Day In a Page

Not even the 'putrid throat' could stop the Ross Poldark swoon-fest'

Not even the 'putrid throat' could stop the Ross Poldark swoon-fest'

How a costume drama became a Sunday night staple
Miliband promises no stamp duty for first-time buyers as he pushes Tories on housing

Miliband promises no stamp duty for first-time buyers

Labour leader pushes Tories on housing
Aviation history is littered with grand failures - from the the Bristol Brabazon to Concorde - but what went wrong with the SuperJumbo?

Aviation history is littered with grand failures

But what went wrong with the SuperJumbo?
Fear of Putin, Islamists and immigration is giving rise to a new generation of Soviet-style 'iron curtains' right across Europe

Fortress Europe?

Fear of Putin, Islamists and immigration is giving rise to a new generation of 'iron curtains'
Never mind what you're wearing, it's what you're reclining on

Never mind what you're wearing

It's what you're reclining on that matters
General Election 2015: Chuka Umunna on the benefits of immigration, humility – and his leader Ed Miliband

Chuka Umunna: A virus of racism runs through Ukip

The shadow business secretary on the benefits of immigration, humility – and his leader Ed Miliband
Yemen crisis: This exotic war will soon become Europe's problem

Yemen's exotic war will soon affect Europe

Terrorism and boatloads of desperate migrants will be the outcome of the Saudi air campaign, says Patrick Cockburn
Marginal Streets project aims to document voters in the run-up to the General Election

Marginal Streets project documents voters
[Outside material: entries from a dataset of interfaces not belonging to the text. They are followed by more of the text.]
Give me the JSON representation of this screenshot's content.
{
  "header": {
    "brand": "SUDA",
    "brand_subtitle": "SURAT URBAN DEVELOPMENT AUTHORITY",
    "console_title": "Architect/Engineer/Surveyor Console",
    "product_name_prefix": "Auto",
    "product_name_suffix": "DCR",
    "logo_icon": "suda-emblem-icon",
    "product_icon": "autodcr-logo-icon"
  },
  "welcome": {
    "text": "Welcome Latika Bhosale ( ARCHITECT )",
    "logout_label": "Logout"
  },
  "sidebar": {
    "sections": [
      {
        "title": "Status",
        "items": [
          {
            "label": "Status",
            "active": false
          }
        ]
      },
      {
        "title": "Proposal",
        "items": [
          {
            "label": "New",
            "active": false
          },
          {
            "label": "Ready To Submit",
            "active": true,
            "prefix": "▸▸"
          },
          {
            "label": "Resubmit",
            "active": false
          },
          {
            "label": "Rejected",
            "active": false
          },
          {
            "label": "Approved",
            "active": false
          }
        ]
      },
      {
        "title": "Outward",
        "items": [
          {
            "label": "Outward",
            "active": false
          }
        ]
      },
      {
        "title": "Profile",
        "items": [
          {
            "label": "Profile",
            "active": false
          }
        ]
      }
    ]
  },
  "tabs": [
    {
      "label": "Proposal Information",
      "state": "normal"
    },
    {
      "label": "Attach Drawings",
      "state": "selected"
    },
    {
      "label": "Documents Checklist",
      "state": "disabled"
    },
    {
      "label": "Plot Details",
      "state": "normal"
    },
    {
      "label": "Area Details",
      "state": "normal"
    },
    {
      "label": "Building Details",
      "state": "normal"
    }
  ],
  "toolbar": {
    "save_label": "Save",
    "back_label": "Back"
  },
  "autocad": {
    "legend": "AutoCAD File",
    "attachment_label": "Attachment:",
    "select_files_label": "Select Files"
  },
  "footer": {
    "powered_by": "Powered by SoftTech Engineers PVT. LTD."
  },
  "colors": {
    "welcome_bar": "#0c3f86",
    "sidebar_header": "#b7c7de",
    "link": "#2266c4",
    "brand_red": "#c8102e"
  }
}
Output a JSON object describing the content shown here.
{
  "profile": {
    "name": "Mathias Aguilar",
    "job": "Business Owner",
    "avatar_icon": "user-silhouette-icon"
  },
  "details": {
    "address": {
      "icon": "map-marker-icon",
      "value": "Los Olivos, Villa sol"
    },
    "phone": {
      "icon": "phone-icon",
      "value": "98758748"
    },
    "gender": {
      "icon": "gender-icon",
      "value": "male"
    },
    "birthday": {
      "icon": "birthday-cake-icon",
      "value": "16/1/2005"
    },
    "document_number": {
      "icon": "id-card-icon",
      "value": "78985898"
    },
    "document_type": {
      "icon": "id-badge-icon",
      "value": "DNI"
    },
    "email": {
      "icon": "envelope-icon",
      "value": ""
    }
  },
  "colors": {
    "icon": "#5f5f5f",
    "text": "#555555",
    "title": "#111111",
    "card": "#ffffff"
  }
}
Independent photographers Joseph Fox and Orlando Gili are uploading two portraits of constituents to their website for each day of the campaign
Game of Thrones: Visit the real-life kingdom of Westeros to see where violent history ends and telly tourism begins

The real-life kingdom of Westeros

Is there something a little uncomfortable about Game of Thrones shooting in Northern Ireland?
How to survive a social-media mauling, by the tough women of Twitter

How to survive a Twitter mauling

Mary Beard, Caroline Criado-Perez, Louise Mensch, Bunny La Roche and Courtney Barrasford reveal how to trounce the trolls
Gallipoli centenary: At dawn, the young remember the young who perished in one of the First World War's bloodiest battles

At dawn, the young remember the young

A century ago, soldiers of the Empire – many no more than boys – spilt on to Gallipoli’s beaches. On this 100th Anzac Day, there are personal, poetic tributes to their sacrifice
Dissent is slowly building against the billions spent on presidential campaigns – even among politicians themselves

Follow the money as never before

Dissent is slowly building against the billions spent on presidential campaigns – even among politicians themselves, reports Rupert Cornwell
Samuel West interview: The actor and director on austerity, unionisation, and not mentioning his famous parents

Samuel West interview

The actor and director on austerity, unionisation, and not mentioning his famous parents
General Election 2015: Imagine if the leading political parties were fashion labels

Imagine if the leading political parties were fashion labels

Fashion editor, Alexander Fury, on what the leaders' appearances tell us about them
Phumzile Mlambo-Ngcuka: Home can be the unsafest place for women

Phumzile Mlambo-Ngcuka: Home can be the unsafest place for women

The architect of the HeForShe movement and head of UN Women on the world's failure to combat domestic violence